The 2014 Grand National was the 167th edition of the race, the second year the race was shown on Channel 4 and the first time the race was sponsored by Crabbie’s, the Ginger Beer producer.
Pineau de Re took the race, winning by five lengths for trainer Dr Richard Newland and ridden by Leighton Aspell. The horse is a French-bred horse and became the sixth of that kind to win the race.
With some huge names behind them, both training and riding those in the placings, this was a race for the smaller names, propelling Dr Richard Newland and Leighton Aspell into the news, where they are not normally seen.
What Happened In The 2014 Grand National?
A full field of 40 runners went to post for the 2014 Grand National. The official going on the day was good to soft, ideal jumping ground and with no big weather swings, no runners were taken out due to the going.
This was one of the most wide-open Grand National’s according to the betting market, with no runner priced up at single-figure odds. We had 10/1 joint favourites at the off, with Double Seven and Teaforthree being sent off at this price.
Of those two runners, Teaforthree unseated his rider during the race, and Double Seven was the one to do best, eventually running on to finish third in the race.

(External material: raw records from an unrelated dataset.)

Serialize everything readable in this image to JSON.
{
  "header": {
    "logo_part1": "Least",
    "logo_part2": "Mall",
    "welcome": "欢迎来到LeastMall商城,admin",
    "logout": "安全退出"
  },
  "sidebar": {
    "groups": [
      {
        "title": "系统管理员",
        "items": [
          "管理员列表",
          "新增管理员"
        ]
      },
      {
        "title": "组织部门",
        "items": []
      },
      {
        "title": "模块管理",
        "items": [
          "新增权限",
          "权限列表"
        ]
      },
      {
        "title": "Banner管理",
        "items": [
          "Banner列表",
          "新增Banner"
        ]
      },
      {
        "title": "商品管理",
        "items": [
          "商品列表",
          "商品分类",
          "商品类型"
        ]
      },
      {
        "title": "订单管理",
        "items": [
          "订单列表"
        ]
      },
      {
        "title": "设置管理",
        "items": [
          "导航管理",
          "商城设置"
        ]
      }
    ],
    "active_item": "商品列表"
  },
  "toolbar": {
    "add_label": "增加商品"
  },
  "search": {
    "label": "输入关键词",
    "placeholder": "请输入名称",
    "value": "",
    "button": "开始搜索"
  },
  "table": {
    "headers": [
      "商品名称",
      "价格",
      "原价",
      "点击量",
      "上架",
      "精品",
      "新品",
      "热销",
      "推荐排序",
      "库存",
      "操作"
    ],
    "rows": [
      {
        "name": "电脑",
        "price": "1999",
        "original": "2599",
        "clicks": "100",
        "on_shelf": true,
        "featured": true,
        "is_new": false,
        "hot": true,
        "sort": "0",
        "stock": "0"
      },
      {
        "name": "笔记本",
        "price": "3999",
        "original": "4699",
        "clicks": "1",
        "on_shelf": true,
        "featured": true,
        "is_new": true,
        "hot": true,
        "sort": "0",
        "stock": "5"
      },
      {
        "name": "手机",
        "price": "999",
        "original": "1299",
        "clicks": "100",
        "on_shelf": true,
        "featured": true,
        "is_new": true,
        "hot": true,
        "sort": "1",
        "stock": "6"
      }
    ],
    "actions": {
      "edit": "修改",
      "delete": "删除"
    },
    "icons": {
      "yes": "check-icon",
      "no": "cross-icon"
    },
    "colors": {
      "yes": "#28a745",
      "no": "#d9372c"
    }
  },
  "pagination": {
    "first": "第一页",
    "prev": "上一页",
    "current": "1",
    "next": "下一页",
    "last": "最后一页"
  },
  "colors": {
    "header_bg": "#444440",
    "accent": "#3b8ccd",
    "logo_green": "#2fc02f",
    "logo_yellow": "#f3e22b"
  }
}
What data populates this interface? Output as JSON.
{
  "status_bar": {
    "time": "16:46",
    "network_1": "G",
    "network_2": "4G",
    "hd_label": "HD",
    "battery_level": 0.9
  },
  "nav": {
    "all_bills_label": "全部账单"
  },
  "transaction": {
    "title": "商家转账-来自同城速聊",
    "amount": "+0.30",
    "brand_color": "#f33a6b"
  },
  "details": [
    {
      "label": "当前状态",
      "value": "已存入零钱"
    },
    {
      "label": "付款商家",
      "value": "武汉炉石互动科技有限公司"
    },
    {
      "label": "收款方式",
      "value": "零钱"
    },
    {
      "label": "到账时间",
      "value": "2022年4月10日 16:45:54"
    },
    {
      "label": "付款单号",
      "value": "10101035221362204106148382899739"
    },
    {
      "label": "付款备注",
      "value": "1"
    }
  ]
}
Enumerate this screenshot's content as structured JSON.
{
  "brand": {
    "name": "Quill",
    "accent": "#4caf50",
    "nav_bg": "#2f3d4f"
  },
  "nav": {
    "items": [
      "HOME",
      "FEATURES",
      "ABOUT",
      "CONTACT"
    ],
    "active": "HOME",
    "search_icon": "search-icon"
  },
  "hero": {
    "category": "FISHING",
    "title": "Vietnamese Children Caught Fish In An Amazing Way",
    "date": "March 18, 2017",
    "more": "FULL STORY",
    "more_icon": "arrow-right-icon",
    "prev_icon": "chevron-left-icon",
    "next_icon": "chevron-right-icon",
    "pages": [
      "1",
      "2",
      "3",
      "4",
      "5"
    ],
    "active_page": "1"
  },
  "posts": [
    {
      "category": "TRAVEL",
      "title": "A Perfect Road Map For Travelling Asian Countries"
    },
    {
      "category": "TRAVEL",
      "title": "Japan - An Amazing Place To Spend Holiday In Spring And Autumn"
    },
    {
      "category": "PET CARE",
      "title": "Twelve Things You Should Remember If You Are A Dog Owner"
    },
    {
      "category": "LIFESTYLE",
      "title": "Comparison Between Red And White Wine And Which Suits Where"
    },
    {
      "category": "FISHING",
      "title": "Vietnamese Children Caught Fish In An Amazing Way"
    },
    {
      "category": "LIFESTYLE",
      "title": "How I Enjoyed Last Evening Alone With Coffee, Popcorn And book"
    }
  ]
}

Pineau de Re was the winner of the race, recording a winning distance of five lengths. He led on the turn for home and then extended that up the run in to come away from Balthazar King, who finished in second place.
Pineau de Re was one for the bookmakers, winning the race with an SP of 25/1, with two far more fancied horses finishing behind in second and third, which would have been very popular with punters.
Just under half of the field, 18 runners, finished the race, though many of these finished a long way behind the leaders and strolled over the line at the end. Across The Bay will go down as one horse who was unlucky in the race, almost carried out at one point, but he did manage to finish the race and came home in 14th place.
Stewards Inquiry Into The Race Start
Getting 40 horses lined up and off in a safe manner is not easy, but that is the job of the starters, and many were unhappy with the start of this race. The 4:15 pm off time was not hit, with a false start, but runners were sent away at the second attempt.
However, a stewards inquiry was held after the race into the start, with an incident involving assistant starter Simon McNeill where he was knocked over. Jockeys initially agreed to the inquiry, but after the first inquiry, refused to take part in another, stating via the professional jockey’s association their displeasure at the way in which the inquiry and whole fiasco was handled, firmly believing jockeys should not be punished as a result.
World Horse Welfare Pleased With Race Modifications
Modifications were made to the race this year, with additional rules and regulations put in place for riders in the race, based on how their horse is coping. Overall, the World Horse Welfare were happy with the changes that have been made, although one rider was banned due to the new regulations.
Jack Doyle was issued a 12-day ban after failing to pull up his horse when it was judged that the horse was too tired to continue. His mount, Wayward Prince, fell at the third last, and it was judged that he should have been pulled up before.
AP McCoy Equals National Record
When finishing third on Double Seven, AP McCoy equalled the record for the number of Grand National races ridden in by a jockey at 19. McCoy equalled the record held by Tom Oliver, who had been in sole charge of the record for 155 years before this, for taking part in 19 Nationals. McCoy would go on to further his Grand National record, and solely take it from Oliver.
Moments Of Note
- Crabbie’s Ginger Beer sponsored the race for the first time.
- AP McCoy equalled the record for Grand National rides with 19.
- New safety requirements were added to the race instructions for jockeys.
- A false start led to an inquiry into starting procedures of the race, with the start of this race being condemned by jockeys taking part.